"It was a little free and loose," Stockton said."It was a very loose start," Malone agreed." A lot of people doing fancy stuff . . . instead of just trying to win the game."

Indeed, certain All-Stars seemed to be far more interested in looking cool and making the crowd-pleasing play than in doing the routine things - like defending.

"It seemed like everybody laid back the first quarter, instead of playing to win," Malone said. "We just kind of went through the motions."

At least the Mailman can talk about the first quarter. He entered the game for the first time with 1:57 left in the period, replacing starter Shawn Kemp. Stockton didn't make his first appearance - as the last player from either team to enter the game - until there was 4:42 left in the half. By that time, several players were making their second appearance.

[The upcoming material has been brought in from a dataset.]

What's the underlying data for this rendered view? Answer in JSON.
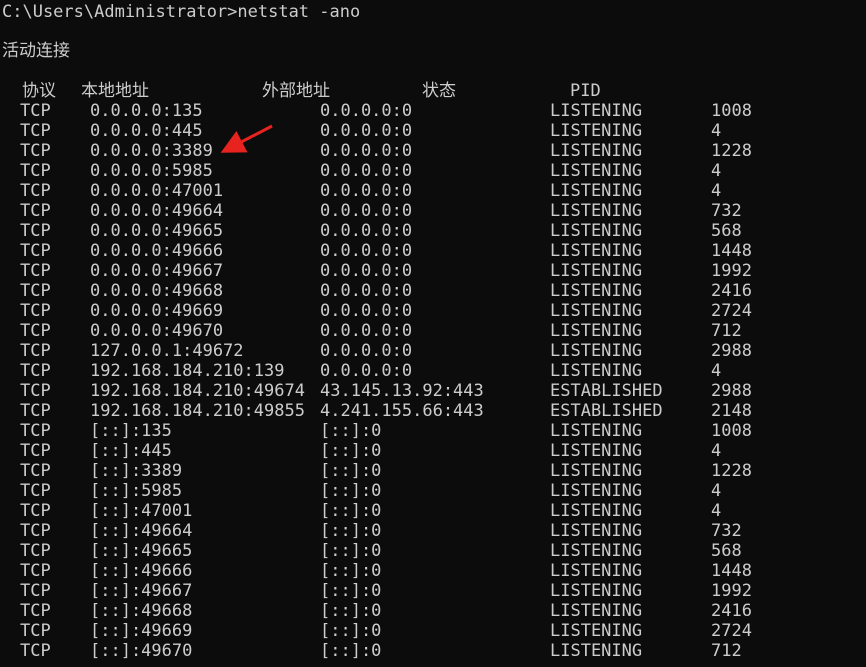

Despite that late debut, Stockton ended up playing 18 minutes. Asked if he were surprised to play that much, considering that another point guard, Jason Kidd, was a fan-elected starter while still another point guard, Gary Payton, plays for West coach George Karl in Seattle, Stockton said, "I don't quite know how to answer that. Based on the first half, yes. I guess I didn't really have any expectations."

Malone played 20 minutes, only two less than starter Shawn Kemp, who also plays for Karl.

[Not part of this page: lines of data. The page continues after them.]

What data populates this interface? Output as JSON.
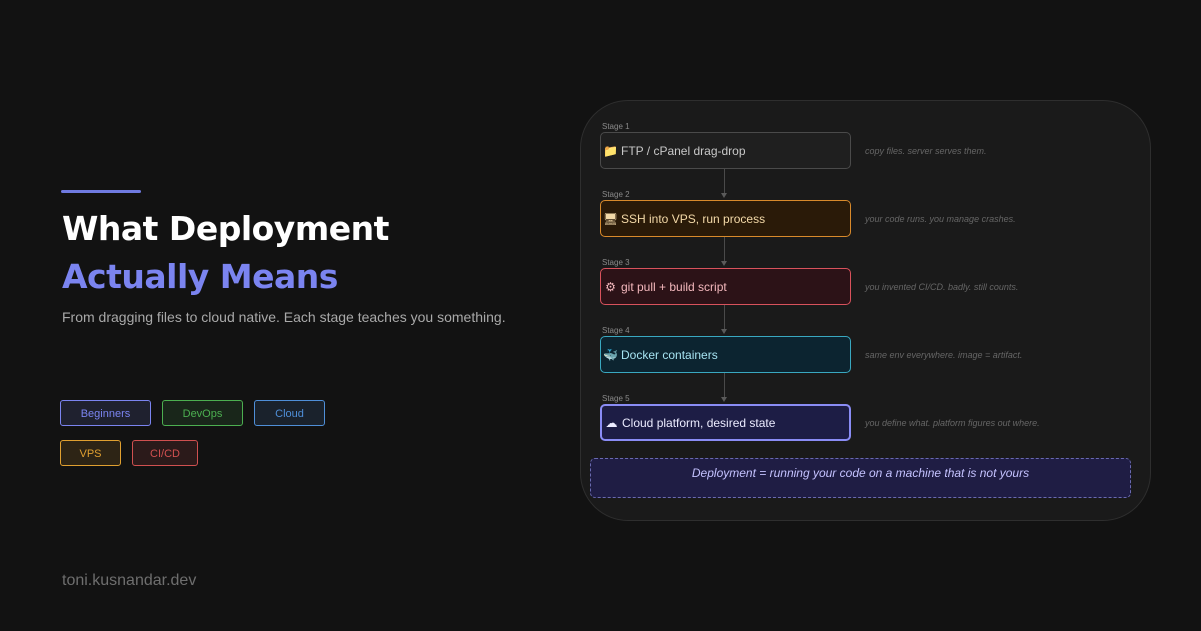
{
  "title": {
    "line1": "What Deployment",
    "line2": "Actually Means"
  },
  "subtitle": "From dragging files to cloud native. Each stage teaches you something.",
  "tags": [
    {
      "label": "Beginners",
      "color": "#7b84f0"
    },
    {
      "label": "DevOps",
      "color": "#4caf50"
    },
    {
      "label": "Cloud",
      "color": "#4f8fd8"
    },
    {
      "label": "VPS",
      "color": "#e0a030"
    },
    {
      "label": "CI/CD",
      "color": "#d05050"
    }
  ],
  "footer": "toni.kusnandar.dev",
  "stages": [
    {
      "label": "Stage 1",
      "icon": "folder-icon",
      "glyph": "📁",
      "text": "FTP / cPanel drag-drop",
      "note": "copy files. server serves them.",
      "border": "#4a4a4a",
      "bg": "#1f1f1f",
      "color": "#c8c8c8"
    },
    {
      "label": "Stage 2",
      "icon": "monitor-icon",
      "glyph": "🖥",
      "text": "SSH into VPS, run process",
      "note": "your code runs. you manage crashes.",
      "border": "#d98a2b",
      "bg": "#2a1a08",
      "color": "#f3d9a8"
    },
    {
      "label": "Stage 3",
      "icon": "gear-icon",
      "glyph": "⚙",
      "text": "git pull + build script",
      "note": "you invented CI/CD. badly. still counts.",
      "border": "#d8525c",
      "bg": "#2c1217",
      "color": "#f4b8bd"
    },
    {
      "label": "Stage 4",
      "icon": "whale-icon",
      "glyph": "🐳",
      "text": "Docker containers",
      "note": "same env everywhere. image = artifact.",
      "border": "#39a8c0",
      "bg": "#0c2430",
      "color": "#a6e3f1"
    },
    {
      "label": "Stage 5",
      "icon": "cloud-icon",
      "glyph": "☁",
      "text": "Cloud platform, desired state",
      "note": "you define what. platform figures out where.",
      "border": "#8a8cf5",
      "bg": "#1d1d45",
      "color": "#ececff"
    }
  ],
  "summary": "Deployment = running your code on a machine that is not yours"
}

"I didn't expect to play that much," Malone said.

Interestingly, Malone and Stockton were both on the court when the West team played its best basketball of the night. After a close first half (61-58), the West starters played absolutely zero defense in the early part of the third quarter, getting outscored 29-13 over the first eight minutes.

In the fourth quarter, Malone and Stockton helped lead the West team on a comeback of sorts, outscoring the East 17-6. At that point Karl went with his best defensive squad - the two Jazz players, Payton, Mitch Richmond and Dikembe Mutombo. They whittled the East lead down to nine before the Mailman was replaced by Kemp. A couple minutes later, Stockton left in favor of Kidd.

"Everybody played really hard in that stretch," Stockton said. "I guess showtime was over."

"I like the way we came back," Malone said. "We showed a lot of heart."

Asked if he cared whether the West won or lost, Malone said, "I don't like to lose. I guess I'm not cut out for these All-Star games."

Both Jazz players had shooting problems. Malone made two of six shots but got to the line enough to finish with 11 points, and he grabbed nine rebounds and made some slick passes. Stockton, the league's best-shooting guard, missed all seven of his three-point attempts and scored just four points, with three assists.

The one shot Stockton wanted most was an open three-pointer as the West was making its comeback. It was off a play drawn during a timeout, and it went just as planned, except that he air-balled it.

"I just didn't have my feet all the way under me and I short-armed it," he said. "I felt like the guy shooting for the money yesterday."

Malone now has 137 career All-Star points, putting him in a tie with Dolph Schayes and George Gervin for 14th on the all-time list. He moved past Elvin Hayes, Moses Malone, Rick Barry and Larry Bird.

Malone and Stockton remained in San Antonio, where they will be joined by their teammates on Monday for a practice prior to Tuesday's season-resuming game against the Spurs.